The importance of security and compliance to applications and data environments cannot be overstated. A GenAI platform deployment is different from a typical infrastructure as a service (IaaS) implementation in terms of who holds the keys and who can read the data. Research by TechTarget's Enterprise Strategy Group has found that even cloud-first organizations are deploying some workloads on premises, rather than the cloud, due to concerns related to data governance and sovereignty (cited by 42% of respondents) and security (cited by 34%). These organizations understand the real potential for data leakage associated with GenAI.

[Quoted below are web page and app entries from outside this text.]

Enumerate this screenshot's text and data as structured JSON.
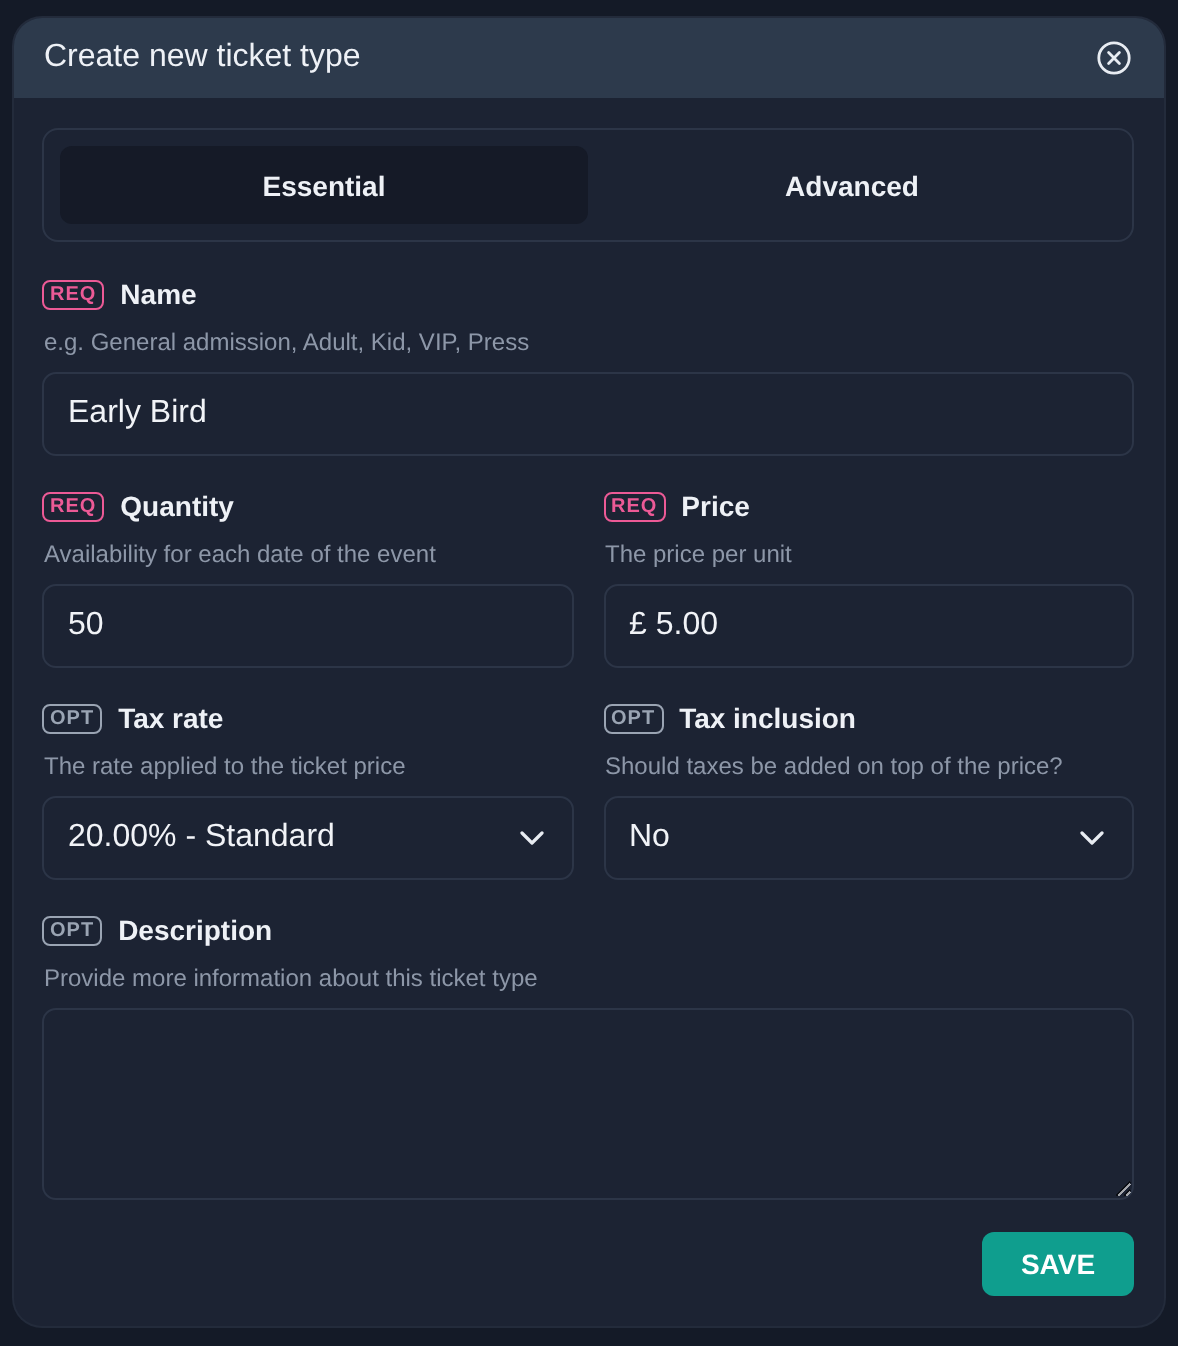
{
  "dialog": {
    "title": "Create new ticket type"
  },
  "tabs": [
    {
      "label": "Essential",
      "selected": true
    },
    {
      "label": "Advanced",
      "selected": false
    }
  ],
  "rows": [
    [
      {
        "kind": "text",
        "badge": "REQ",
        "required": true,
        "label": "Name",
        "hint": "e.g. General admission, Adult, Kid, VIP, Press",
        "value": "Early Bird"
      }
    ],
    [
      {
        "kind": "text",
        "badge": "REQ",
        "required": true,
        "label": "Quantity",
        "hint": "Availability for each date of the event",
        "value": "50"
      },
      {
        "kind": "text",
        "badge": "REQ",
        "required": true,
        "label": "Price",
        "hint": "The price per unit",
        "value": "£ 5.00"
      }
    ],
    [
      {
        "kind": "select",
        "badge": "OPT",
        "required": false,
        "label": "Tax rate",
        "hint": "The rate applied to the ticket price",
        "value": "20.00% - Standard"
      },
      {
        "kind": "select",
        "badge": "OPT",
        "required": false,
        "label": "Tax inclusion",
        "hint": "Should taxes be added on top of the price?",
        "value": "No"
      }
    ],
    [
      {
        "kind": "textarea",
        "badge": "OPT",
        "required": false,
        "label": "Description",
        "hint": "Provide more information about this ticket type"
      }
    ]
  ],
  "save_button": "SAVE"
}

Who can access corporate data for specific purposes should be a primary concern. Data sitting behind a firewall is well protected, bolstering the value of a private cloud architecture. However, fully public models such as the consumer-grade ChatGPT can put even those protected architectures at risk. ChatGPT falls into the category of "shadow AI," in that it is not within the control of the IT department. And every employee using ChatGPT without authorization represents a potential point of security vulnerability.

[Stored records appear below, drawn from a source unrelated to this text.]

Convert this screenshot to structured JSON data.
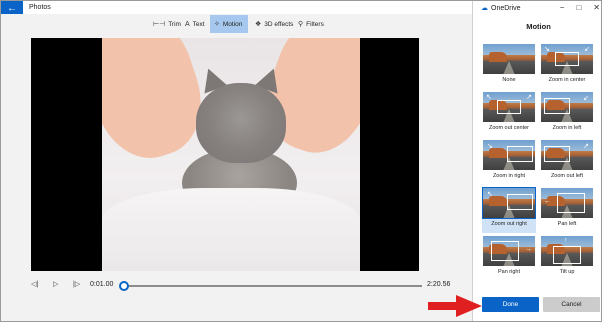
{
  "app": {
    "title": "Photos",
    "back_icon": "back-arrow-icon"
  },
  "toolbar": {
    "items": [
      {
        "label": "Trim",
        "icon": "⊢⊣",
        "active": false
      },
      {
        "label": "Text",
        "icon": "A",
        "active": false
      },
      {
        "label": "Motion",
        "icon": "✧",
        "active": true
      },
      {
        "label": "3D effects",
        "icon": "❖",
        "active": false
      },
      {
        "label": "Filters",
        "icon": "⚲",
        "active": false
      }
    ]
  },
  "playback": {
    "current_time": "0:01.00",
    "total_time": "2:20.56",
    "progress_fraction": 0.005
  },
  "panel": {
    "app_name": "OneDrive",
    "title": "Motion",
    "options": [
      {
        "label": "None",
        "selected": false
      },
      {
        "label": "Zoom in center",
        "selected": false
      },
      {
        "label": "Zoom out center",
        "selected": false
      },
      {
        "label": "Zoom in left",
        "selected": false
      },
      {
        "label": "Zoom in right",
        "selected": false
      },
      {
        "label": "Zoom out left",
        "selected": false
      },
      {
        "label": "Zoom out right",
        "selected": true
      },
      {
        "label": "Pan left",
        "selected": false
      },
      {
        "label": "Pan right",
        "selected": false
      },
      {
        "label": "Tilt up",
        "selected": false
      }
    ],
    "done_label": "Done",
    "cancel_label": "Cancel"
  },
  "colors": {
    "accent": "#0a64c8",
    "annotation": "#e02020"
  }
}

Consumer-grade, online-based ChatGPT retains everything that is input into it to use in its learning process, including data that might be proprietary. Consider the recent Samsung breach: Samsung coders inadvertently fed ChatGPT confidential source code and other sensitive information as a way to check their work. That information is now permanently on the internet. Samsung's breach highlights why it is so important to have systems in place ensuring that users do not use cloud tools unwisely.
Somewhere in the middle, but still carrying secure-access concerns, are the enterprise-cloud software solutions that many hyperscalers have deployed. The bottom line is that an organization will never have more control over who has access to its data than when it maintains ownership of both the data and the service.
Security must be paramount in all IT architecture decisions. That's why it is essential to work with infrastructure partners that provide the highest levels of application and data security. The innovations Dell Technologies offers to improve the security capabilities of its PowerEdge server technology are very pertinent.
The Dell Technologies approach to security is intrinsic -- built in, not bolted on, and integrated throughout each PowerEdge server's lifecycle -- from design, to manufacturing, use and end of life. This approach of "bringing AI to your data" for the long term is what sets Dell apart. Its zero-trust architecture presumes the network is always vulnerable to compromise, so it safeguards access to critical data and resources by:
- Assuming every user and device represents a potential threat.
- Applying the principle of least privilege to restrict users and their devices.
- Applying multifactor authentication models and authorization rights that are time-based, scope-based and role-based.
- Deploying models on premises and leveraging retrieval-augmented generation.
- Leveraging a secure supply chain.
- Authenticating and authorizing each communication with the infrastructure.
- Avoiding inherently trusting any entity. Verification is required to access all assets.
Dell PowerEdge servers are also designed so that unauthorized BIOS and firmware code can't run. Basically, if the server can't verify that the BIOS is legitimate, it shuts down and adds a notification in its log so that IT can initiate a BIOS recovery process.
All new PowerEdge servers use an immutable, silicon-based root of trust to attest to the integrity of the code running. If the root of trust is validated successfully, the rest of the BIOS modules are validated by using a chain of trust procedure until control is handed off to the OS or hypervisor.
In the era of ChatGPT, all of these well-thought out safeguards are essential.